● **PROBLEM**
Copy the entire listing exactly.

● **DATA SUPPLIED**

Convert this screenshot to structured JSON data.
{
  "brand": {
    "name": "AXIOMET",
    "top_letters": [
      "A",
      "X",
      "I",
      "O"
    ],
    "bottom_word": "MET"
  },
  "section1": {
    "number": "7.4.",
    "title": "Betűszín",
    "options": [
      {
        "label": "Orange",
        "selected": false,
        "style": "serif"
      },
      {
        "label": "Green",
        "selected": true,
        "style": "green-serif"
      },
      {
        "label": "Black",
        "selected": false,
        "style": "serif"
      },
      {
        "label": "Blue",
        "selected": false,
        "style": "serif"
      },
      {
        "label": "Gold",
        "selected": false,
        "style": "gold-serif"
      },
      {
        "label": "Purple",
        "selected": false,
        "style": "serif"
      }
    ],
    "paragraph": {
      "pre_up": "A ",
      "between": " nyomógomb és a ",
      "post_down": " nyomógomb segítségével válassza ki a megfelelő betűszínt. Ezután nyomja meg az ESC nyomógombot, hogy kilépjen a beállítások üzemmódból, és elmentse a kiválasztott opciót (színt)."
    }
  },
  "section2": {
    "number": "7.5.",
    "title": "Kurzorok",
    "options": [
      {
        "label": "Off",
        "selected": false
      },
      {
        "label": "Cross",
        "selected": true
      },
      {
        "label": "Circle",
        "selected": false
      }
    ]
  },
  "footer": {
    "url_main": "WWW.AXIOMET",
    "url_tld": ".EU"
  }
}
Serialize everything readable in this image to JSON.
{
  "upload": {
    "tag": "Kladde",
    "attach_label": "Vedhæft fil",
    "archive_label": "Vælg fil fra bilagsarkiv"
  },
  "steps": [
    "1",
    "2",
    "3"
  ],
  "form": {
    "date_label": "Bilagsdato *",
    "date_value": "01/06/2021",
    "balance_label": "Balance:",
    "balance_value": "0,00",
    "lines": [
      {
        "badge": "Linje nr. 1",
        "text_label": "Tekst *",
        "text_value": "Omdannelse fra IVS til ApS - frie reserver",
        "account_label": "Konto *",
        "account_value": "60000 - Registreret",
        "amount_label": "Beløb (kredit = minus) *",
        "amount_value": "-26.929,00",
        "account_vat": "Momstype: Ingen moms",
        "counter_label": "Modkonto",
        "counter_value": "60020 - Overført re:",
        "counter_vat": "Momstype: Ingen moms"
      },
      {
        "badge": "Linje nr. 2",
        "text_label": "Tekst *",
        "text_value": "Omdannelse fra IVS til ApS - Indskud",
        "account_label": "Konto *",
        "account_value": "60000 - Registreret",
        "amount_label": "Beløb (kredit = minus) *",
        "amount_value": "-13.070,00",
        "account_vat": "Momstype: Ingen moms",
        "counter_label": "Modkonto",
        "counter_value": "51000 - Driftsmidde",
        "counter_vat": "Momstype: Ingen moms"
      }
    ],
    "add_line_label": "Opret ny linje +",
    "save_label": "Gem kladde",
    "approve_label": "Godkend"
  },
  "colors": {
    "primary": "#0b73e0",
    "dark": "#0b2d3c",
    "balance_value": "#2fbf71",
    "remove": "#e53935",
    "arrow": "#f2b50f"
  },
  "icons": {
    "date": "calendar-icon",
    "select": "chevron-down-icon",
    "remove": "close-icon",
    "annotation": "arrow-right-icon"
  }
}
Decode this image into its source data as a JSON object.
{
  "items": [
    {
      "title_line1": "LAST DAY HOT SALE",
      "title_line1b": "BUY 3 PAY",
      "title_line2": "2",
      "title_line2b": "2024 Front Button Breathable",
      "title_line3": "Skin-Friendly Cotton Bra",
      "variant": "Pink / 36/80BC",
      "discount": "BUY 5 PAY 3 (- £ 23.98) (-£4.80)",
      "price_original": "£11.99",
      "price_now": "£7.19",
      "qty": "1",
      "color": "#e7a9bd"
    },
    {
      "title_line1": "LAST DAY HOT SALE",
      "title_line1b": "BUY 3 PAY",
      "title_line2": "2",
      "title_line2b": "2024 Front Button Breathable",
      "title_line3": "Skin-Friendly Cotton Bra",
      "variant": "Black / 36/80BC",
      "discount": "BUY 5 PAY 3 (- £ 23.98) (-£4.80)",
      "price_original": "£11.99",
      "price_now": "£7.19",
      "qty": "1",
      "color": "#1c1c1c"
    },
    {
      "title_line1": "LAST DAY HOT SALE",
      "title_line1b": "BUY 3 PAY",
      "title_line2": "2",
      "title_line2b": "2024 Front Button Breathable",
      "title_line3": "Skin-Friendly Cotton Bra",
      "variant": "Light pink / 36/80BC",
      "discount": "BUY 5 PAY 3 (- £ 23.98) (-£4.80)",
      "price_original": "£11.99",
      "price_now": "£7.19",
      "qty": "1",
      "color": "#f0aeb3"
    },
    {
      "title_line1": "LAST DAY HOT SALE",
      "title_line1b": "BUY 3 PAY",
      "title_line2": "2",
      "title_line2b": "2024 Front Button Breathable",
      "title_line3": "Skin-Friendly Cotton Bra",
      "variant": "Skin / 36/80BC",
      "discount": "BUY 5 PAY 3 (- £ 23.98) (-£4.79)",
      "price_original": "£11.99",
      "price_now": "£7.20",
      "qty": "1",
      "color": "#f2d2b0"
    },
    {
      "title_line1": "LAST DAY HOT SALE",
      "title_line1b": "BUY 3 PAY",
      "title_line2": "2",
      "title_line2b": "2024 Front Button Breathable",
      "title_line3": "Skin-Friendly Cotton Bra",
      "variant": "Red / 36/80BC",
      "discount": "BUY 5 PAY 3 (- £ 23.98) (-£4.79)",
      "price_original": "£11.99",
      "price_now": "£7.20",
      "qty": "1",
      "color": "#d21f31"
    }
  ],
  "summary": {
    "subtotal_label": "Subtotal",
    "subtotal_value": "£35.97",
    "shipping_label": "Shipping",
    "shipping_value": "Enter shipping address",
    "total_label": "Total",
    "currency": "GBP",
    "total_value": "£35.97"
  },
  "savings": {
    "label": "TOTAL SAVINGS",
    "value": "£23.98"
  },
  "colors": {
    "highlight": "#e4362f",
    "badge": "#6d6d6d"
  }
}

● **ANSWER SPACE**
Convert this screenshot to structured JSON data.
{
  "brand": {
    "name": "AXIOMET",
    "top_letters": [
      "A",
      "X",
      "I",
      "O"
    ],
    "bottom_word": "MET"
  },
  "section1": {
    "number": "7.4.",
    "title": "Betűszín",
    "options": [
      {
        "label": "Orange",
        "selected": false,
        "style": "serif"
      },
      {
        "label": "Green",
        "selected": true,
        "style": "green-serif"
      },
      {
        "label": "Black",
        "selected": false,
        "style": "serif"
      },
      {
        "label": "Blue",
        "selected": false,
        "style": "serif"
      },
      {
        "label": "Gold",
        "selected": false,
        "style": "gold-serif"
      },
      {
        "label": "Purple",
        "selected": false,
        "style": "serif"
      }
    ],
    "paragraph": {
      "pre_up": "A ",
      "between": " nyomógomb és a ",
      "post_down": " nyomógomb segítségével válassza ki a megfelelő betűszínt. Ezután nyomja meg az ESC nyomógombot, hogy kilépjen a beállítások üzemmódból, és elmentse a kiválasztott opciót (színt)."
    }
  },
  "section2": {
    "number": "7.5.",
    "title": "Kurzorok",
    "options": [
      {
        "label": "Off",
        "selected": false
      },
      {
        "label": "Cross",
        "selected": true
      },
      {
        "label": "Circle",
        "selected": false
      }
    ]
  },
  "footer": {
    "url_main": "WWW.AXIOMET",
    "url_tld": ".EU"
  }
}
Serialize everything readable in this image to JSON.
{
  "upload": {
    "tag": "Kladde",
    "attach_label": "Vedhæft fil",
    "archive_label": "Vælg fil fra bilagsarkiv"
  },
  "steps": [
    "1",
    "2",
    "3"
  ],
  "form": {
    "date_label": "Bilagsdato *",
    "date_value": "01/06/2021",
    "balance_label": "Balance:",
    "balance_value": "0,00",
    "lines": [
      {
        "badge": "Linje nr. 1",
        "text_label": "Tekst *",
        "text_value": "Omdannelse fra IVS til ApS - frie reserver",
        "account_label": "Konto *",
        "account_value": "60000 - Registreret",
        "amount_label": "Beløb (kredit = minus) *",
        "amount_value": "-26.929,00",
        "account_vat": "Momstype: Ingen moms",
        "counter_label": "Modkonto",
        "counter_value": "60020 - Overført re:",
        "counter_vat": "Momstype: Ingen moms"
      },
      {
        "badge": "Linje nr. 2",
        "text_label": "Tekst *",
        "text_value": "Omdannelse fra IVS til ApS - Indskud",
        "account_label": "Konto *",
        "account_value": "60000 - Registreret",
        "amount_label": "Beløb (kredit = minus) *",
        "amount_value": "-13.070,00",
        "account_vat": "Momstype: Ingen moms",
        "counter_label": "Modkonto",
        "counter_value": "51000 - Driftsmidde",
        "counter_vat": "Momstype: Ingen moms"
      }
    ],
    "add_line_label": "Opret ny linje +",
    "save_label": "Gem kladde",
    "approve_label": "Godkend"
  },
  "colors": {
    "primary": "#0b73e0",
    "dark": "#0b2d3c",
    "balance_value": "#2fbf71",
    "remove": "#e53935",
    "arrow": "#f2b50f"
  },
  "icons": {
    "date": "calendar-icon",
    "select": "chevron-down-icon",
    "remove": "close-icon",
    "annotation": "arrow-right-icon"
  }
}
Decode this image into its source data as a JSON object.
{
  "items": [
    {
      "title_line1": "LAST DAY HOT SALE",
      "title_line1b": "BUY 3 PAY",
      "title_line2": "2",
      "title_line2b": "2024 Front Button Breathable",
      "title_line3": "Skin-Friendly Cotton Bra",
      "variant": "Pink / 36/80BC",
      "discount": "BUY 5 PAY 3 (- £ 23.98) (-£4.80)",
      "price_original": "£11.99",
      "price_now": "£7.19",
      "qty": "1",
      "color": "#e7a9bd"
    },
    {
      "title_line1": "LAST DAY HOT SALE",
      "title_line1b": "BUY 3 PAY",
      "title_line2": "2",
      "title_line2b": "2024 Front Button Breathable",
      "title_line3": "Skin-Friendly Cotton Bra",
      "variant": "Black / 36/80BC",
      "discount": "BUY 5 PAY 3 (- £ 23.98) (-£4.80)",
      "price_original": "£11.99",
      "price_now": "£7.19",
      "qty": "1",
      "color": "#1c1c1c"
    },
    {
      "title_line1": "LAST DAY HOT SALE",
      "title_line1b": "BUY 3 PAY",
      "title_line2": "2",
      "title_line2b": "2024 Front Button Breathable",
      "title_line3": "Skin-Friendly Cotton Bra",
      "variant": "Light pink / 36/80BC",
      "discount": "BUY 5 PAY 3 (- £ 23.98) (-£4.80)",
      "price_original": "£11.99",
      "price_now": "£7.19",
      "qty": "1",
      "color": "#f0aeb3"
    },
    {
      "title_line1": "LAST DAY HOT SALE",
      "title_line1b": "BUY 3 PAY",
      "title_line2": "2",
      "title_line2b": "2024 Front Button Breathable",
      "title_line3": "Skin-Friendly Cotton Bra",
      "variant": "Skin / 36/80BC",
      "discount": "BUY 5 PAY 3 (- £ 23.98) (-£4.79)",
      "price_original": "£11.99",
      "price_now": "£7.20",
      "qty": "1",
      "color": "#f2d2b0"
    },
    {
      "title_line1": "LAST DAY HOT SALE",
      "title_line1b": "BUY 3 PAY",
      "title_line2": "2",
      "title_line2b": "2024 Front Button Breathable",
      "title_line3": "Skin-Friendly Cotton Bra",
      "variant": "Red / 36/80BC",
      "discount": "BUY 5 PAY 3 (- £ 23.98) (-£4.79)",
      "price_original": "£11.99",
      "price_now": "£7.20",
      "qty": "1",
      "color": "#d21f31"
    }
  ],
  "summary": {
    "subtotal_label": "Subtotal",
    "subtotal_value": "£35.97",
    "shipping_label": "Shipping",
    "shipping_value": "Enter shipping address",
    "total_label": "Total",
    "currency": "GBP",
    "total_value": "£35.97"
  },
  "savings": {
    "label": "TOTAL SAVINGS",
    "value": "£23.98"
  },
  "colors": {
    "highlight": "#e4362f",
    "badge": "#6d6d6d"
  }
}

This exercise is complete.